→ **WORK ITEM**
Your response should consist of the entries below, reproduced exactly and without their images.

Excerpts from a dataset
════════════════════
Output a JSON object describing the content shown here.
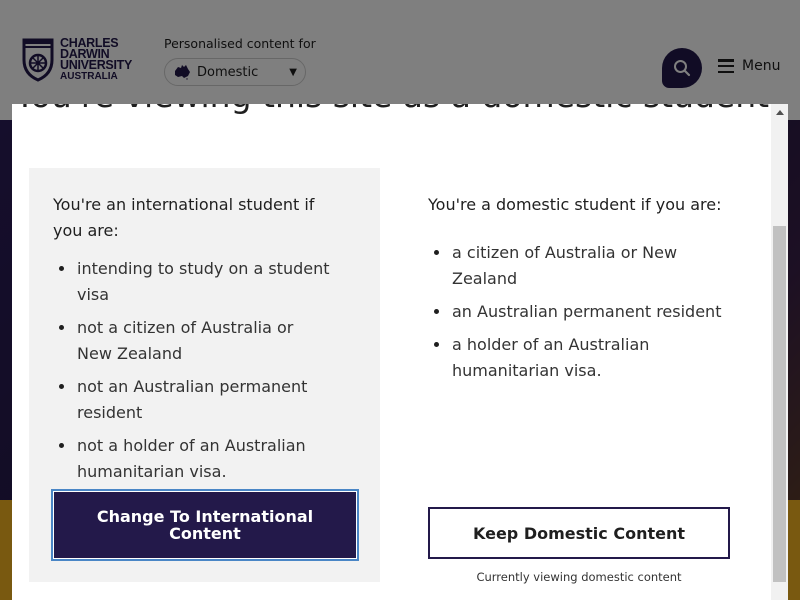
{
  "header": {
    "logo": {
      "line1": "CHARLES",
      "line2": "DARWIN",
      "line3": "UNIVERSITY",
      "line4": "AUSTRALIA"
    },
    "personalise_label": "Personalised content for",
    "audience_select": {
      "selected": "Domestic",
      "icon": "australia-map-icon"
    },
    "search_icon": "search-icon",
    "menu_label": "Menu",
    "brand_color": "#23194a",
    "accent_color": "#f2b321"
  },
  "modal": {
    "heading": "You're viewing this site as a domestic student",
    "international": {
      "title": "You're an international student if you are:",
      "items": [
        "intending to study on a student visa",
        "not a citizen of Australia or New Zealand",
        "not an Australian permanent resident",
        "not a holder of an Australian humanitarian visa."
      ],
      "button_label": "Change To International Content"
    },
    "domestic": {
      "title": "You're a domestic student if you are:",
      "items": [
        "a citizen of Australia or New Zealand",
        "an Australian permanent resident",
        "a holder of an Australian humanitarian visa."
      ],
      "button_label": "Keep Domestic Content",
      "note": "Currently viewing domestic content"
    }
  }
}
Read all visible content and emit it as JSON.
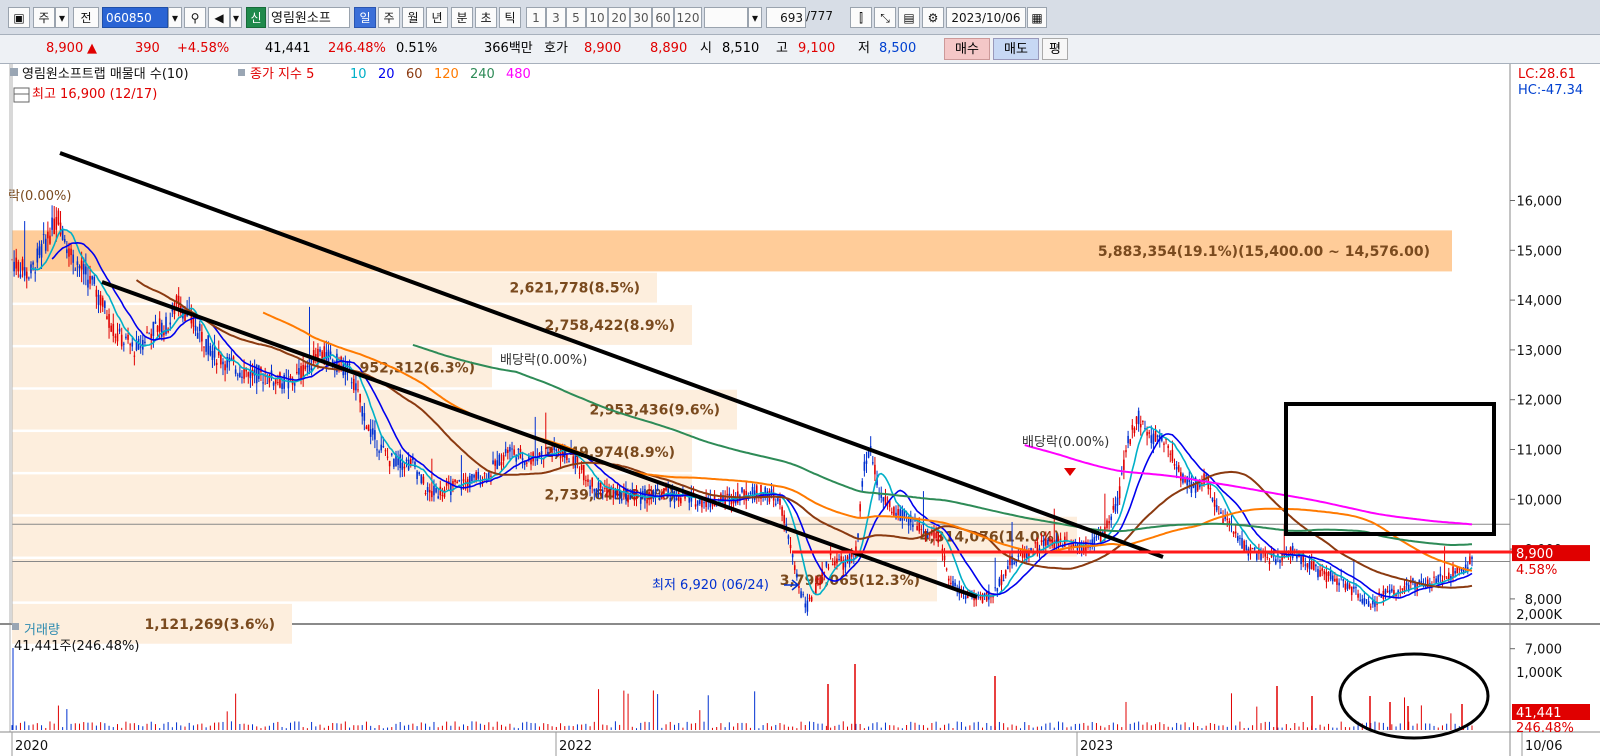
{
  "toolbar": {
    "unit": "주",
    "prev": "전",
    "code": "060850",
    "stock_tag": "신",
    "stock_name": "영림원소프",
    "periods": [
      "일",
      "주",
      "월",
      "년",
      "분",
      "초",
      "틱"
    ],
    "numbers": [
      "1",
      "3",
      "5",
      "10",
      "20",
      "30",
      "60",
      "120"
    ],
    "count": "693",
    "total": "/777",
    "date": "2023/10/06"
  },
  "info": {
    "price": "8,900",
    "change": "390",
    "change_pct": "+4.58%",
    "volume": "41,441",
    "vol_ratio": "246.48%",
    "turnover": "0.51%",
    "amount": "366백만",
    "bid_label": "호가",
    "ask": "8,900",
    "bid": "8,890",
    "open_label": "시",
    "open": "8,510",
    "high_label": "고",
    "high": "9,100",
    "low_label": "저",
    "low": "8,500",
    "buy": "매수",
    "sell": "매도",
    "avg": "평"
  },
  "chart": {
    "title": "영림원소프트랩 매물대 수(10)",
    "ma_label": "종가 지수 5",
    "ma_periods": [
      "10",
      "20",
      "60",
      "120",
      "240",
      "480"
    ],
    "ma_colors": [
      "#00b0c8",
      "#0000ee",
      "#8b3a10",
      "#ff7a00",
      "#2e8b57",
      "#ff00ff"
    ],
    "high_note": "최고 16,900 (12/17)",
    "low_note": "최저 6,920 (06/24)",
    "dividend_notes": [
      "배당락(0.00%)",
      "배당락(0.00%)"
    ],
    "left_note": "락(0.00%)",
    "lc": "LC:28.61",
    "hc": "HC:-47.34",
    "price_tag": "8,900",
    "pct_tag": "4.58%",
    "y_labels": [
      "16,000",
      "15,000",
      "14,000",
      "13,000",
      "12,000",
      "11,000",
      "10,000",
      "9,000",
      "8,000",
      "7,000"
    ],
    "x_labels": [
      "2020",
      "2022",
      "2023",
      "10/06"
    ],
    "profile": [
      {
        "text": "5,883,354(19.1%)(15,400.00 ~ 14,576.00)"
      },
      {
        "text": "2,621,778(8.5%)"
      },
      {
        "text": "2,758,422(8.9%)"
      },
      {
        "text": "952,312(6.3%)"
      },
      {
        "text": "2,953,436(9.6%)"
      },
      {
        "text": "2,749,974(8.9%)"
      },
      {
        "text": "2,739,649(8.9%)"
      },
      {
        "text": "4,314,076(14.0%)"
      },
      {
        "text": "3,790,065(12.3%)"
      },
      {
        "text": "1,121,269(3.6%)"
      }
    ]
  },
  "volume": {
    "title": "거래량",
    "current": "41,441주(246.48%)",
    "y_labels": [
      "2,000K",
      "1,000K"
    ],
    "vol_tag": "41,441",
    "vol_pct_tag": "246.48%"
  }
}
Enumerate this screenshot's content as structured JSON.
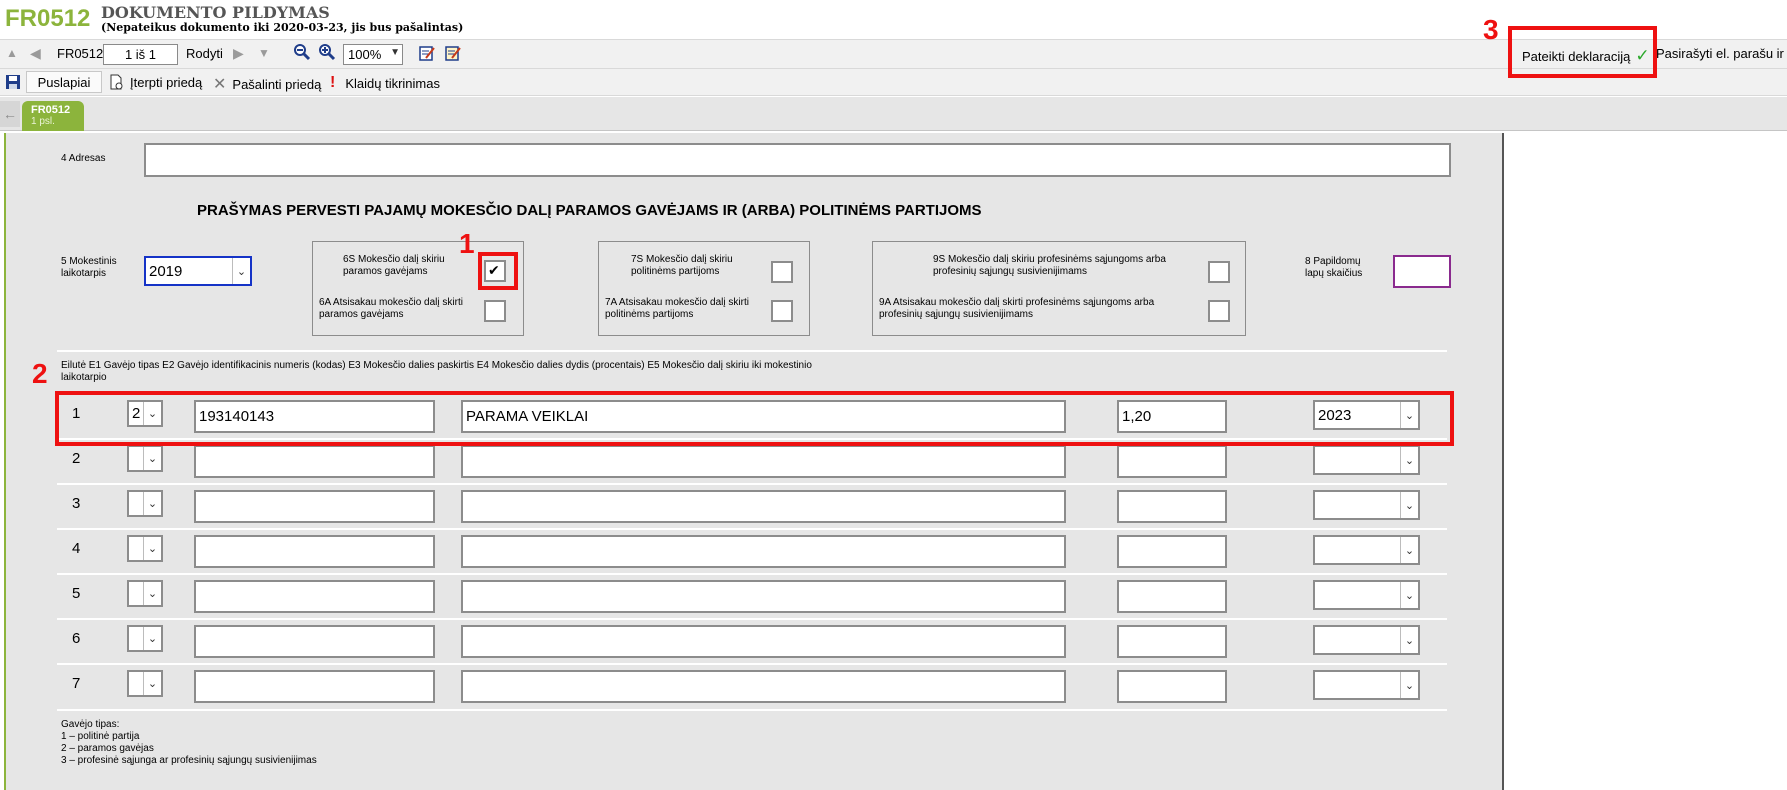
{
  "header": {
    "code": "FR0512",
    "title": "DOKUMENTO PILDYMAS",
    "subtitle": "(Nepateikus dokumento iki 2020-03-23, jis bus pašalintas)"
  },
  "toolbar1": {
    "form_code": "FR0512",
    "page_value": "1 iš 1",
    "show_label": "Rodyti",
    "zoom_value": "100%",
    "submit_label": "Pateikti deklaraciją",
    "sign_label": "Pasirašyti el. parašu ir pa"
  },
  "toolbar2": {
    "pages_label": "Puslapiai",
    "insert_label": "Įterpti priedą",
    "remove_label": "Pašalinti priedą",
    "errors_label": "Klaidų tikrinimas"
  },
  "tab": {
    "code": "FR0512",
    "page": "1 psl."
  },
  "form": {
    "address_label": "4 Adresas",
    "address_value": "",
    "heading": "PRAŠYMAS PERVESTI PAJAMŲ MOKESČIO DALĮ PARAMOS GAVĖJAMS IR (ARBA) POLITINĖMS PARTIJOMS",
    "period_label": "5 Mokestinis laikotarpis",
    "period_value": "2019",
    "g6s_label": "6S Mokesčio dalį skiriu paramos gavėjams",
    "g6a_label": "6A Atsisakau mokesčio dalį skirti paramos gavėjams",
    "g7s_label": "7S Mokesčio dalį skiriu politinėms partijoms",
    "g7a_label": "7A Atsisakau mokesčio dalį skirti politinėms partijoms",
    "g9s_label": "9S Mokesčio dalį skiriu profesinėms sąjungoms arba profesinių sąjungų susivienijimams",
    "g9a_label": "9A Atsisakau mokesčio dalį skirti profesinėms sąjungoms arba profesinių sąjungų susivienijimams",
    "extra_pages_label": "8 Papildomų lapų skaičius",
    "extra_pages_value": "",
    "table_header": "Eilutė E1 Gavėjo tipas E2 Gavėjo identifikacinis numeris (kodas) E3 Mokesčio dalies paskirtis E4 Mokesčio dalies dydis (procentais) E5 Mokesčio dalį skiriu iki mokestinio laikotarpio",
    "rows": [
      {
        "num": "1",
        "type": "2",
        "id": "193140143",
        "purpose": "PARAMA VEIKLAI",
        "pct": "1,20",
        "year": "2023"
      },
      {
        "num": "2",
        "type": "",
        "id": "",
        "purpose": "",
        "pct": "",
        "year": ""
      },
      {
        "num": "3",
        "type": "",
        "id": "",
        "purpose": "",
        "pct": "",
        "year": ""
      },
      {
        "num": "4",
        "type": "",
        "id": "",
        "purpose": "",
        "pct": "",
        "year": ""
      },
      {
        "num": "5",
        "type": "",
        "id": "",
        "purpose": "",
        "pct": "",
        "year": ""
      },
      {
        "num": "6",
        "type": "",
        "id": "",
        "purpose": "",
        "pct": "",
        "year": ""
      },
      {
        "num": "7",
        "type": "",
        "id": "",
        "purpose": "",
        "pct": "",
        "year": ""
      }
    ],
    "legend": [
      "Gavėjo tipas:",
      "1 – politinė partija",
      "2 – paramos gavėjas",
      "3 – profesinė sąjunga ar profesinių sąjungų susivienijimas"
    ]
  },
  "annotations": {
    "n1": "1",
    "n2": "2",
    "n3": "3",
    "color": "#ee1111"
  },
  "colors": {
    "brand": "#8cb43c",
    "annotation": "#ee1111"
  }
}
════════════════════
→ **ANSWER SECTION**
Output a JSON object describing the content shown here.
{
  "header": {
    "logo": {
      "line1": "CHARLES",
      "line2": "DARWIN",
      "line3": "UNIVERSITY",
      "line4": "AUSTRALIA"
    },
    "personalise_label": "Personalised content for",
    "audience_select": {
      "selected": "Domestic",
      "icon": "australia-map-icon"
    },
    "search_icon": "search-icon",
    "menu_label": "Menu",
    "brand_color": "#23194a",
    "accent_color": "#f2b321"
  },
  "modal": {
    "heading": "You're viewing this site as a domestic student",
    "international": {
      "title": "You're an international student if you are:",
      "items": [
        "intending to study on a student visa",
        "not a citizen of Australia or New Zealand",
        "not an Australian permanent resident",
        "not a holder of an Australian humanitarian visa."
      ],
      "button_label": "Change To International Content"
    },
    "domestic": {
      "title": "You're a domestic student if you are:",
      "items": [
        "a citizen of Australia or New Zealand",
        "an Australian permanent resident",
        "a holder of an Australian humanitarian visa."
      ],
      "button_label": "Keep Domestic Content",
      "note": "Currently viewing domestic content"
    }
  }
}
Read all visible content and emit it as JSON.
{
  "toolbar": {
    "unit": "주",
    "prev": "전",
    "code": "060850",
    "stock_tag": "신",
    "stock_name": "영림원소프",
    "periods": [
      "일",
      "주",
      "월",
      "년",
      "분",
      "초",
      "틱"
    ],
    "numbers": [
      "1",
      "3",
      "5",
      "10",
      "20",
      "30",
      "60",
      "120"
    ],
    "count": "693",
    "total": "/777",
    "date": "2023/10/06"
  },
  "info": {
    "price": "8,900",
    "change": "390",
    "change_pct": "+4.58%",
    "volume": "41,441",
    "vol_ratio": "246.48%",
    "turnover": "0.51%",
    "amount": "366백만",
    "bid_label": "호가",
    "ask": "8,900",
    "bid": "8,890",
    "open_label": "시",
    "open": "8,510",
    "high_label": "고",
    "high": "9,100",
    "low_label": "저",
    "low": "8,500",
    "buy": "매수",
    "sell": "매도",
    "avg": "평"
  },
  "chart": {
    "title": "영림원소프트랩 매물대 수(10)",
    "ma_label": "종가 지수 5",
    "ma_periods": [
      "10",
      "20",
      "60",
      "120",
      "240",
      "480"
    ],
    "ma_colors": [
      "#00b0c8",
      "#0000ee",
      "#8b3a10",
      "#ff7a00",
      "#2e8b57",
      "#ff00ff"
    ],
    "high_note": "최고 16,900 (12/17)",
    "low_note": "최저 6,920 (06/24)",
    "dividend_notes": [
      "배당락(0.00%)",
      "배당락(0.00%)"
    ],
    "left_note": "락(0.00%)",
    "lc": "LC:28.61",
    "hc": "HC:-47.34",
    "price_tag": "8,900",
    "pct_tag": "4.58%",
    "y_labels": [
      "16,000",
      "15,000",
      "14,000",
      "13,000",
      "12,000",
      "11,000",
      "10,000",
      "9,000",
      "8,000",
      "7,000"
    ],
    "x_labels": [
      "2020",
      "2022",
      "2023",
      "10/06"
    ],
    "profile": [
      {
        "text": "5,883,354(19.1%)(15,400.00 ~ 14,576.00)"
      },
      {
        "text": "2,621,778(8.5%)"
      },
      {
        "text": "2,758,422(8.9%)"
      },
      {
        "text": "952,312(6.3%)"
      },
      {
        "text": "2,953,436(9.6%)"
      },
      {
        "text": "2,749,974(8.9%)"
      },
      {
        "text": "2,739,649(8.9%)"
      },
      {
        "text": "4,314,076(14.0%)"
      },
      {
        "text": "3,790,065(12.3%)"
      },
      {
        "text": "1,121,269(3.6%)"
      }
    ]
  },
  "volume": {
    "title": "거래량",
    "current": "41,441주(246.48%)",
    "y_labels": [
      "2,000K",
      "1,000K"
    ],
    "vol_tag": "41,441",
    "vol_pct_tag": "246.48%"
  }
}
Enumerate this screenshot's content as structured JSON.
{
  "header": {
    "code": "FR0512",
    "title": "DOKUMENTO PILDYMAS",
    "subtitle": "(Nepateikus dokumento iki 2020-03-23, jis bus pašalintas)"
  },
  "toolbar1": {
    "form_code": "FR0512",
    "page_value": "1 iš 1",
    "show_label": "Rodyti",
    "zoom_value": "100%",
    "submit_label": "Pateikti deklaraciją",
    "sign_label": "Pasirašyti el. parašu ir pa"
  },
  "toolbar2": {
    "pages_label": "Puslapiai",
    "insert_label": "Įterpti priedą",
    "remove_label": "Pašalinti priedą",
    "errors_label": "Klaidų tikrinimas"
  },
  "tab": {
    "code": "FR0512",
    "page": "1 psl."
  },
  "form": {
    "address_label": "4 Adresas",
    "address_value": "",
    "heading": "PRAŠYMAS PERVESTI PAJAMŲ MOKESČIO DALĮ PARAMOS GAVĖJAMS IR (ARBA) POLITINĖMS PARTIJOMS",
    "period_label": "5 Mokestinis laikotarpis",
    "period_value": "2019",
    "g6s_label": "6S Mokesčio dalį skiriu paramos gavėjams",
    "g6a_label": "6A Atsisakau mokesčio dalį skirti paramos gavėjams",
    "g7s_label": "7S Mokesčio dalį skiriu politinėms partijoms",
    "g7a_label": "7A Atsisakau mokesčio dalį skirti politinėms partijoms",
    "g9s_label": "9S Mokesčio dalį skiriu profesinėms sąjungoms arba profesinių sąjungų susivienijimams",
    "g9a_label": "9A Atsisakau mokesčio dalį skirti profesinėms sąjungoms arba profesinių sąjungų susivienijimams",
    "extra_pages_label": "8 Papildomų lapų skaičius",
    "extra_pages_value": "",
    "table_header": "Eilutė E1 Gavėjo tipas E2 Gavėjo identifikacinis numeris (kodas) E3 Mokesčio dalies paskirtis E4 Mokesčio dalies dydis (procentais) E5 Mokesčio dalį skiriu iki mokestinio laikotarpio",
    "rows": [
      {
        "num": "1",
        "type": "2",
        "id": "193140143",
        "purpose": "PARAMA VEIKLAI",
        "pct": "1,20",
        "year": "2023"
      },
      {
        "num": "2",
        "type": "",
        "id": "",
        "purpose": "",
        "pct": "",
        "year": ""
      },
      {
        "num": "3",
        "type": "",
        "id": "",
        "purpose": "",
        "pct": "",
        "year": ""
      },
      {
        "num": "4",
        "type": "",
        "id": "",
        "purpose": "",
        "pct": "",
        "year": ""
      },
      {
        "num": "5",
        "type": "",
        "id": "",
        "purpose": "",
        "pct": "",
        "year": ""
      },
      {
        "num": "6",
        "type": "",
        "id": "",
        "purpose": "",
        "pct": "",
        "year": ""
      },
      {
        "num": "7",
        "type": "",
        "id": "",
        "purpose": "",
        "pct": "",
        "year": ""
      }
    ],
    "legend": [
      "Gavėjo tipas:",
      "1 – politinė partija",
      "2 – paramos gavėjas",
      "3 – profesinė sąjunga ar profesinių sąjungų susivienijimas"
    ]
  },
  "annotations": {
    "n1": "1",
    "n2": "2",
    "n3": "3",
    "color": "#ee1111"
  },
  "colors": {
    "brand": "#8cb43c",
    "annotation": "#ee1111"
  }
}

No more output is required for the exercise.